● **Data about app and page elements**
===============

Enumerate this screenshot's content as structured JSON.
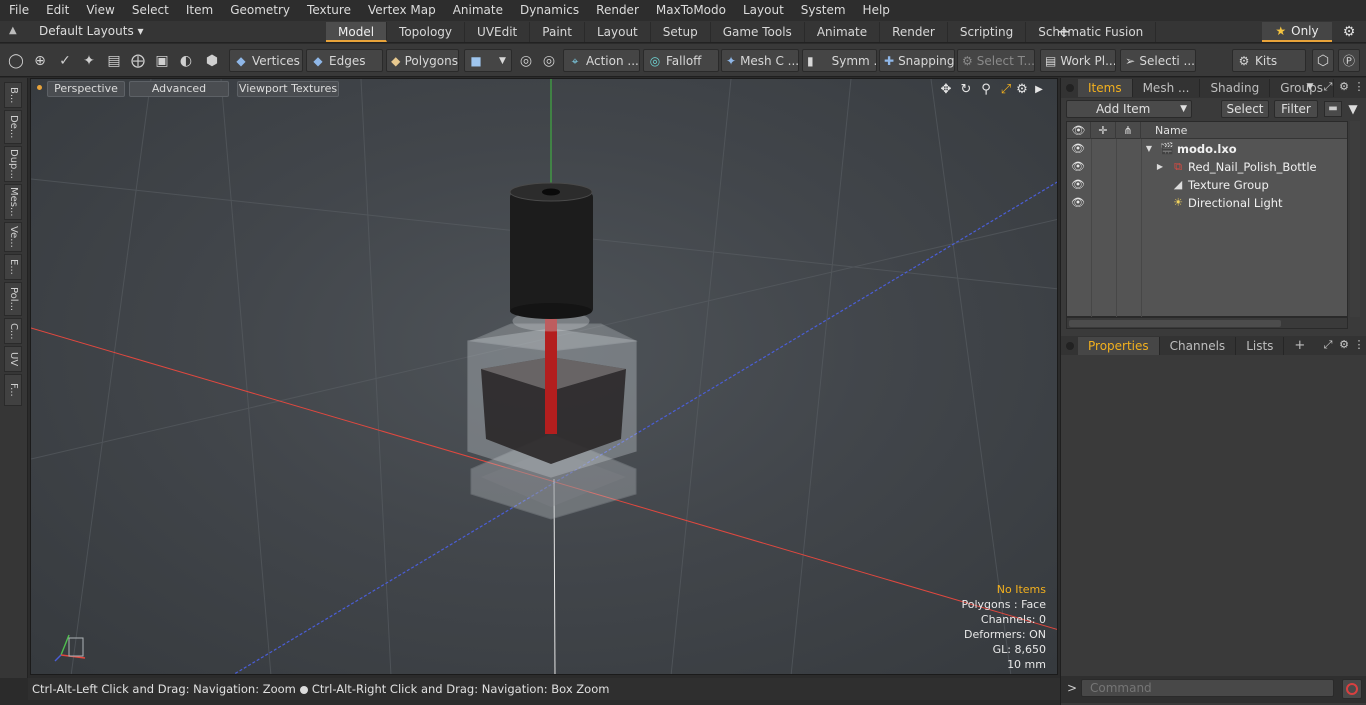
{
  "menu": [
    "File",
    "Edit",
    "View",
    "Select",
    "Item",
    "Geometry",
    "Texture",
    "Vertex Map",
    "Animate",
    "Dynamics",
    "Render",
    "MaxToModo",
    "Layout",
    "System",
    "Help"
  ],
  "layout_selector": "Default Layouts ▾",
  "tabs": [
    "Model",
    "Topology",
    "UVEdit",
    "Paint",
    "Layout",
    "Setup",
    "Game Tools",
    "Animate",
    "Render",
    "Scripting",
    "Schematic Fusion"
  ],
  "active_tab": "Model",
  "only_button": "Only",
  "toolbar": {
    "vertices": "Vertices",
    "edges": "Edges",
    "polygons": "Polygons",
    "action": "Action ...",
    "falloff": "Falloff",
    "mesh_c": "Mesh C ...",
    "symm": "Symm ...",
    "snapping": "Snapping",
    "select_t": "Select T...",
    "work_pl": "Work Pl...",
    "selecti": "Selecti ...",
    "kits": "Kits"
  },
  "left_strip": [
    "B...",
    "De...",
    "Dup...",
    "Mes...",
    "Ve...",
    "E...",
    "Pol...",
    "C...",
    "UV",
    "F..."
  ],
  "viewport": {
    "perspective": "Perspective",
    "advanced": "Advanced",
    "viewport_textures": "Viewport Textures",
    "info": {
      "no_items": "No Items",
      "polygons": "Polygons : Face",
      "channels": "Channels: 0",
      "deformers": "Deformers: ON",
      "gl": "GL: 8,650",
      "scale": "10 mm"
    },
    "colors": {
      "x_axis": "#e0483f",
      "y_axis": "#3fbf3f",
      "z_axis": "#4a5ed8",
      "cap": "#1c1c1c",
      "glass": "#c9cfd4",
      "liquid": "#2a2728",
      "rod": "#b31e1e"
    }
  },
  "status": {
    "left": "Ctrl-Alt-Left Click and Drag: Navigation: Zoom",
    "right": "Ctrl-Alt-Right Click and Drag: Navigation: Box Zoom"
  },
  "items_panel": {
    "tabs": [
      "Items",
      "Mesh ...",
      "Shading",
      "Groups"
    ],
    "active_tab": "Items",
    "add_item": "Add Item",
    "select": "Select",
    "filter": "Filter",
    "name_header": "Name",
    "rows": [
      {
        "label": "modo.lxo",
        "icon": "scene-icon"
      },
      {
        "label": "Red_Nail_Polish_Bottle",
        "icon": "mesh-locator-icon"
      },
      {
        "label": "Texture Group",
        "icon": "texture-group-icon"
      },
      {
        "label": "Directional Light",
        "icon": "directional-light-icon"
      }
    ]
  },
  "properties_panel": {
    "tabs": [
      "Properties",
      "Channels",
      "Lists"
    ],
    "active_tab": "Properties"
  },
  "command": {
    "placeholder": "Command",
    "prompt": ">"
  }
}
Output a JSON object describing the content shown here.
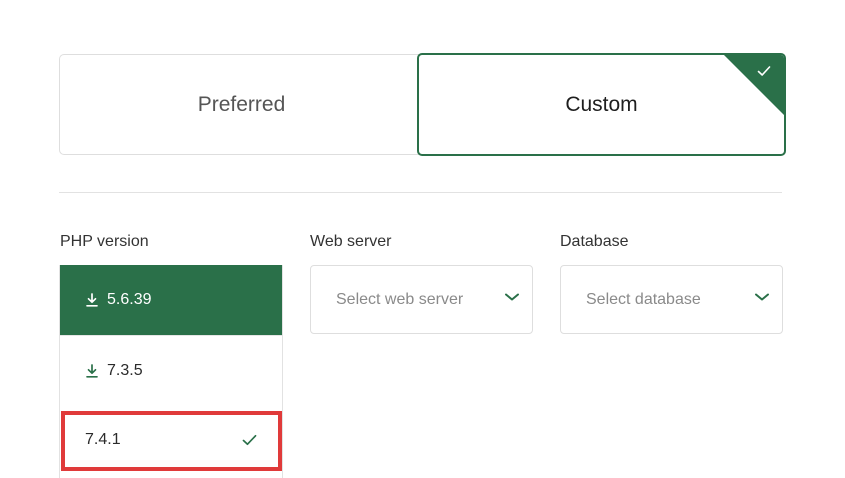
{
  "tabs": {
    "preferred_label": "Preferred",
    "custom_label": "Custom",
    "selected": "Custom"
  },
  "php": {
    "label": "PHP version",
    "versions": [
      {
        "version": "5.6.39",
        "icon": "download-icon",
        "state": "highlighted"
      },
      {
        "version": "7.3.5",
        "icon": "download-icon",
        "state": "normal"
      },
      {
        "version": "7.4.1",
        "icon": "checkmark-icon",
        "state": "checked"
      }
    ]
  },
  "web_server": {
    "label": "Web server",
    "placeholder": "Select web server",
    "icon": "chevron-down-icon"
  },
  "database": {
    "label": "Database",
    "placeholder": "Select database",
    "icon": "chevron-down-icon"
  },
  "colors": {
    "accent": "#2a7049",
    "highlight_box": "#e03a3a",
    "border": "#dedede"
  }
}
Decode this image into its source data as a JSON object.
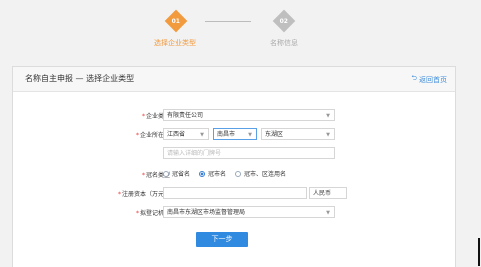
{
  "stepper": {
    "step1": {
      "number": "01",
      "label": "选择企业类型"
    },
    "step2": {
      "number": "02",
      "label": "名称信息"
    }
  },
  "card": {
    "title": "名称自主申报 — 选择企业类型",
    "back_label": "返回首页"
  },
  "form": {
    "enterprise_type": {
      "label": "企业类型",
      "value": "有限责任公司"
    },
    "location": {
      "label": "企业所在地",
      "province": "江西省",
      "city": "南昌市",
      "district": "东湖区",
      "address_placeholder": "请输入详细的门牌号"
    },
    "naming_type": {
      "label": "冠名类型",
      "options": [
        "冠省名",
        "冠市名",
        "冠市、区连用名"
      ],
      "selected": "冠市名"
    },
    "capital": {
      "label": "注册资本（万元）",
      "value": "",
      "unit": "人民币"
    },
    "registration_authority": {
      "label": "拟登记机关",
      "value": "南昌市东湖区市场监督管理局"
    },
    "next_label": "下一步"
  },
  "colors": {
    "active_step": "#f19a3e",
    "inactive_step": "#bfbfbf",
    "primary": "#2f8ae0",
    "required": "#e33333"
  }
}
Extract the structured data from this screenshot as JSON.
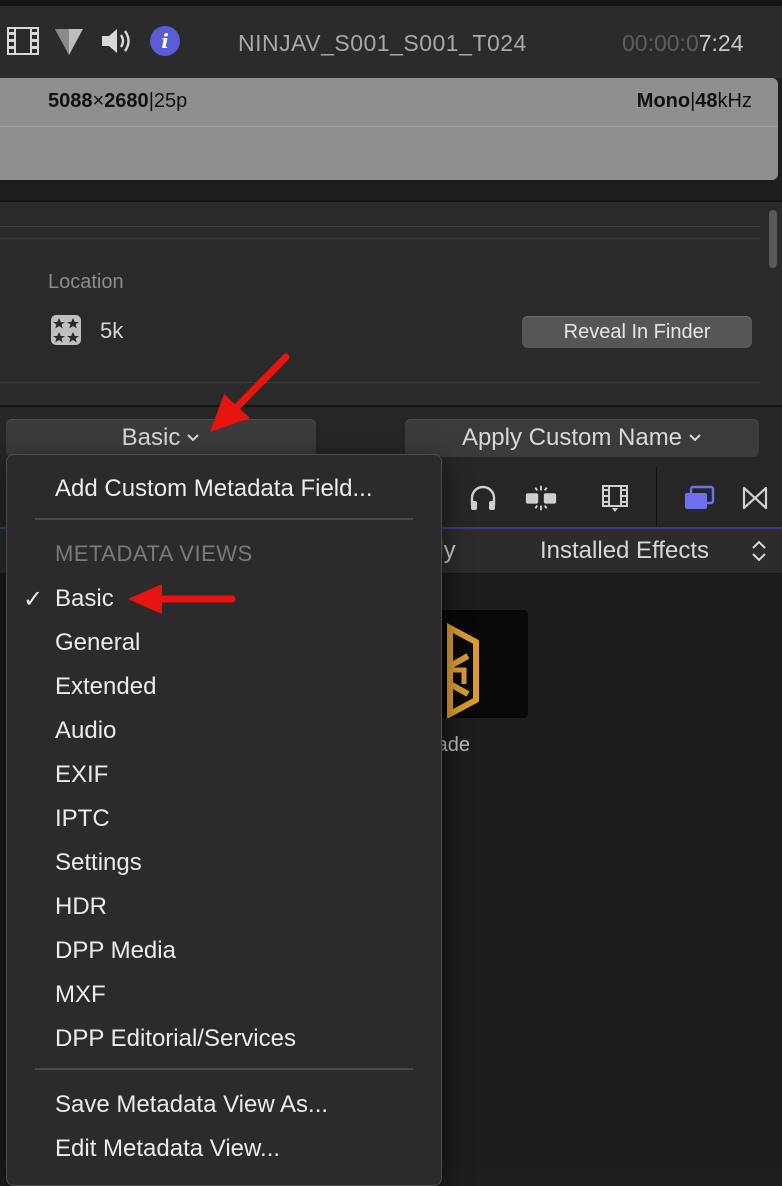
{
  "toolbar": {
    "icons": [
      "film-icon",
      "color-board-icon",
      "volume-icon",
      "info-icon"
    ],
    "clip_name": "NINJAV_S001_S001_T024",
    "timecode_dim": "00:00:0",
    "timecode_bright": "7:24",
    "info_accent": "#5b5bd6"
  },
  "format": {
    "width": "5088",
    "times": "×",
    "height": "2680",
    "sep": "|",
    "framerate": "25p",
    "channels": "Mono",
    "rate": "48",
    "rate_unit": "kHz"
  },
  "info": {
    "location_label": "Location",
    "library_icon": "library-icon",
    "library_name": "5k",
    "reveal_label": "Reveal In Finder"
  },
  "dropdowns": {
    "view_label": "Basic",
    "custom_name_label": "Apply Custom Name"
  },
  "browser": {
    "only_text": "nly",
    "effects_label": "Installed Effects",
    "thumb_label": "rade"
  },
  "menu": {
    "add_field": "Add Custom Metadata Field...",
    "section_header": "METADATA VIEWS",
    "checkmark": "✓",
    "selected": "Basic",
    "views": [
      "Basic",
      "General",
      "Extended",
      "Audio",
      "EXIF",
      "IPTC",
      "Settings",
      "HDR",
      "DPP Media",
      "MXF",
      "DPP Editorial/Services"
    ],
    "save_view": "Save Metadata View As...",
    "edit_view": "Edit Metadata View..."
  },
  "annotations": {
    "arrow_color": "#e8140f"
  }
}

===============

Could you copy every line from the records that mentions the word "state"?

● **Solution to the exercise**
        "state": "highlighted"
        "state": "normal"
        "state": "checked"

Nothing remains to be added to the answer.